● **Required action**
Write down each of the records again, exactly and in full.

*** Opening of Excerpted data ***

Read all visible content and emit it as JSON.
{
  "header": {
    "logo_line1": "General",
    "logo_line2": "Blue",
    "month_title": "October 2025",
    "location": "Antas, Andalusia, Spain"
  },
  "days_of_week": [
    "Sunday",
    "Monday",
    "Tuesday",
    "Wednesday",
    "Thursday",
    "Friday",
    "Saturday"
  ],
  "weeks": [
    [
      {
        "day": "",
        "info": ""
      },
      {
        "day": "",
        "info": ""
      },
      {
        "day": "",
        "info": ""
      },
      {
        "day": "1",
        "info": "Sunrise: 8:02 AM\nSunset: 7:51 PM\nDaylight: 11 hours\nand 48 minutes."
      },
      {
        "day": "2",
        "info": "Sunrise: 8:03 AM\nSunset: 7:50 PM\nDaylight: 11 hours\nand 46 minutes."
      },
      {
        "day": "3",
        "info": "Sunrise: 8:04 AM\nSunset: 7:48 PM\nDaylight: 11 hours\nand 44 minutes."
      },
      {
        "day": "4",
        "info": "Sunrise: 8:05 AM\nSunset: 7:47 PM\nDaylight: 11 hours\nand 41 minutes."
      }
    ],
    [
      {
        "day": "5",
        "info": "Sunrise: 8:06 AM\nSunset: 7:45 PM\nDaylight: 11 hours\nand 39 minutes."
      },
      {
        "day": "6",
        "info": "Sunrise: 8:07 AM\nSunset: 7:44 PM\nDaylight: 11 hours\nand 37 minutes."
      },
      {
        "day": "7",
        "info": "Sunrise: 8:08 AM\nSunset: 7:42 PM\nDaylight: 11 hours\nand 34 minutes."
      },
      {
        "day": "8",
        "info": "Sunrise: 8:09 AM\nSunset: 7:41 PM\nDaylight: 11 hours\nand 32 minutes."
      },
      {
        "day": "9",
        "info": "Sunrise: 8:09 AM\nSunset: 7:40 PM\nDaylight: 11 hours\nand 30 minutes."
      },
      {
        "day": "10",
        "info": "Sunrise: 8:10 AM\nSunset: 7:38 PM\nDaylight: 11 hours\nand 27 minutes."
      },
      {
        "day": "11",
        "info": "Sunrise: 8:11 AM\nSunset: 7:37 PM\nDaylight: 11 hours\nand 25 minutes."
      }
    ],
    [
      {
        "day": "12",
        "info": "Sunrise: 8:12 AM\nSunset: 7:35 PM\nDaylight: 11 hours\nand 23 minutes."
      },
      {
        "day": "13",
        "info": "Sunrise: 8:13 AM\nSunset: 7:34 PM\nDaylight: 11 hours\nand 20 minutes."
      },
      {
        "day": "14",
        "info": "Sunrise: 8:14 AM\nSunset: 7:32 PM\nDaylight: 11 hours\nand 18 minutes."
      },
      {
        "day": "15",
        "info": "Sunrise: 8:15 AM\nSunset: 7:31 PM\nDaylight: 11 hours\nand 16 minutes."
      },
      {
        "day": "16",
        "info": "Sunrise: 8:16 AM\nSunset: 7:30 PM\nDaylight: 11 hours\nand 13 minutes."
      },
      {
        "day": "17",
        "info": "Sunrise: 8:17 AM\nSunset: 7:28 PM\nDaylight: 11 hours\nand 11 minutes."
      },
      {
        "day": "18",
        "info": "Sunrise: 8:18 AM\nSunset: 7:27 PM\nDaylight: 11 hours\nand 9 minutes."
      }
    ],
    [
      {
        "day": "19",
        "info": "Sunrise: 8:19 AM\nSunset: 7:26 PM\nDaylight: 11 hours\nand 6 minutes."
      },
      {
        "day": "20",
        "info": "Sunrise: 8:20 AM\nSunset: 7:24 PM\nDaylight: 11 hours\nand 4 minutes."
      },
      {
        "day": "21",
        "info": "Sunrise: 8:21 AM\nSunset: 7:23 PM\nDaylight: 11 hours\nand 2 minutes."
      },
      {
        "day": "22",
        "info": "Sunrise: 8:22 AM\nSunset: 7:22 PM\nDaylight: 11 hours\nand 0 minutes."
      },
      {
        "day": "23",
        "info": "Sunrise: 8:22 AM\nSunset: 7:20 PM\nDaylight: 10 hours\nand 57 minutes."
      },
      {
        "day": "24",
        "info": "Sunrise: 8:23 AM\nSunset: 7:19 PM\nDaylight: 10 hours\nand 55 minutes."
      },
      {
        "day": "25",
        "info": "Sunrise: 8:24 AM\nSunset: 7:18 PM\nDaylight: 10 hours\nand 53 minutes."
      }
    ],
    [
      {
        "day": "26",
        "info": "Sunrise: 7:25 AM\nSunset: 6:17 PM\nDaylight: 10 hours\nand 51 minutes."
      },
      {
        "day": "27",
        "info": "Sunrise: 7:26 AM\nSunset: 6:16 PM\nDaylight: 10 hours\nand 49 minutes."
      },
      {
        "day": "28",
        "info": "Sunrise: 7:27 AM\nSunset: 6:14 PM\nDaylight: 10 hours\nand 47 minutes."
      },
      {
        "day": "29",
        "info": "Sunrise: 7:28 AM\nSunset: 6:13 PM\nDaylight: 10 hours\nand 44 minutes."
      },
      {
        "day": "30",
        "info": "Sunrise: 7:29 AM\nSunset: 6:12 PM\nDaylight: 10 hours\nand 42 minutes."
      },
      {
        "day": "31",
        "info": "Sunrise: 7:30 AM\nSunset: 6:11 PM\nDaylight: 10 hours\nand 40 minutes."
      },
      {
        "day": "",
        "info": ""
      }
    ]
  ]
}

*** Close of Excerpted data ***

● **Reply**
Read all visible content and emit it as JSON.
{
  "header": {
    "logo_line1": "General",
    "logo_line2": "Blue",
    "month_title": "October 2025",
    "location": "Antas, Andalusia, Spain"
  },
  "days_of_week": [
    "Sunday",
    "Monday",
    "Tuesday",
    "Wednesday",
    "Thursday",
    "Friday",
    "Saturday"
  ],
  "weeks": [
    [
      {
        "day": "",
        "info": ""
      },
      {
        "day": "",
        "info": ""
      },
      {
        "day": "",
        "info": ""
      },
      {
        "day": "1",
        "info": "Sunrise: 8:02 AM\nSunset: 7:51 PM\nDaylight: 11 hours\nand 48 minutes."
      },
      {
        "day": "2",
        "info": "Sunrise: 8:03 AM\nSunset: 7:50 PM\nDaylight: 11 hours\nand 46 minutes."
      },
      {
        "day": "3",
        "info": "Sunrise: 8:04 AM\nSunset: 7:48 PM\nDaylight: 11 hours\nand 44 minutes."
      },
      {
        "day": "4",
        "info": "Sunrise: 8:05 AM\nSunset: 7:47 PM\nDaylight: 11 hours\nand 41 minutes."
      }
    ],
    [
      {
        "day": "5",
        "info": "Sunrise: 8:06 AM\nSunset: 7:45 PM\nDaylight: 11 hours\nand 39 minutes."
      },
      {
        "day": "6",
        "info": "Sunrise: 8:07 AM\nSunset: 7:44 PM\nDaylight: 11 hours\nand 37 minutes."
      },
      {
        "day": "7",
        "info": "Sunrise: 8:08 AM\nSunset: 7:42 PM\nDaylight: 11 hours\nand 34 minutes."
      },
      {
        "day": "8",
        "info": "Sunrise: 8:09 AM\nSunset: 7:41 PM\nDaylight: 11 hours\nand 32 minutes."
      },
      {
        "day": "9",
        "info": "Sunrise: 8:09 AM\nSunset: 7:40 PM\nDaylight: 11 hours\nand 30 minutes."
      },
      {
        "day": "10",
        "info": "Sunrise: 8:10 AM\nSunset: 7:38 PM\nDaylight: 11 hours\nand 27 minutes."
      },
      {
        "day": "11",
        "info": "Sunrise: 8:11 AM\nSunset: 7:37 PM\nDaylight: 11 hours\nand 25 minutes."
      }
    ],
    [
      {
        "day": "12",
        "info": "Sunrise: 8:12 AM\nSunset: 7:35 PM\nDaylight: 11 hours\nand 23 minutes."
      },
      {
        "day": "13",
        "info": "Sunrise: 8:13 AM\nSunset: 7:34 PM\nDaylight: 11 hours\nand 20 minutes."
      },
      {
        "day": "14",
        "info": "Sunrise: 8:14 AM\nSunset: 7:32 PM\nDaylight: 11 hours\nand 18 minutes."
      },
      {
        "day": "15",
        "info": "Sunrise: 8:15 AM\nSunset: 7:31 PM\nDaylight: 11 hours\nand 16 minutes."
      },
      {
        "day": "16",
        "info": "Sunrise: 8:16 AM\nSunset: 7:30 PM\nDaylight: 11 hours\nand 13 minutes."
      },
      {
        "day": "17",
        "info": "Sunrise: 8:17 AM\nSunset: 7:28 PM\nDaylight: 11 hours\nand 11 minutes."
      },
      {
        "day": "18",
        "info": "Sunrise: 8:18 AM\nSunset: 7:27 PM\nDaylight: 11 hours\nand 9 minutes."
      }
    ],
    [
      {
        "day": "19",
        "info": "Sunrise: 8:19 AM\nSunset: 7:26 PM\nDaylight: 11 hours\nand 6 minutes."
      },
      {
        "day": "20",
        "info": "Sunrise: 8:20 AM\nSunset: 7:24 PM\nDaylight: 11 hours\nand 4 minutes."
      },
      {
        "day": "21",
        "info": "Sunrise: 8:21 AM\nSunset: 7:23 PM\nDaylight: 11 hours\nand 2 minutes."
      },
      {
        "day": "22",
        "info": "Sunrise: 8:22 AM\nSunset: 7:22 PM\nDaylight: 11 hours\nand 0 minutes."
      },
      {
        "day": "23",
        "info": "Sunrise: 8:22 AM\nSunset: 7:20 PM\nDaylight: 10 hours\nand 57 minutes."
      },
      {
        "day": "24",
        "info": "Sunrise: 8:23 AM\nSunset: 7:19 PM\nDaylight: 10 hours\nand 55 minutes."
      },
      {
        "day": "25",
        "info": "Sunrise: 8:24 AM\nSunset: 7:18 PM\nDaylight: 10 hours\nand 53 minutes."
      }
    ],
    [
      {
        "day": "26",
        "info": "Sunrise: 7:25 AM\nSunset: 6:17 PM\nDaylight: 10 hours\nand 51 minutes."
      },
      {
        "day": "27",
        "info": "Sunrise: 7:26 AM\nSunset: 6:16 PM\nDaylight: 10 hours\nand 49 minutes."
      },
      {
        "day": "28",
        "info": "Sunrise: 7:27 AM\nSunset: 6:14 PM\nDaylight: 10 hours\nand 47 minutes."
      },
      {
        "day": "29",
        "info": "Sunrise: 7:28 AM\nSunset: 6:13 PM\nDaylight: 10 hours\nand 44 minutes."
      },
      {
        "day": "30",
        "info": "Sunrise: 7:29 AM\nSunset: 6:12 PM\nDaylight: 10 hours\nand 42 minutes."
      },
      {
        "day": "31",
        "info": "Sunrise: 7:30 AM\nSunset: 6:11 PM\nDaylight: 10 hours\nand 40 minutes."
      },
      {
        "day": "",
        "info": ""
      }
    ]
  ]
}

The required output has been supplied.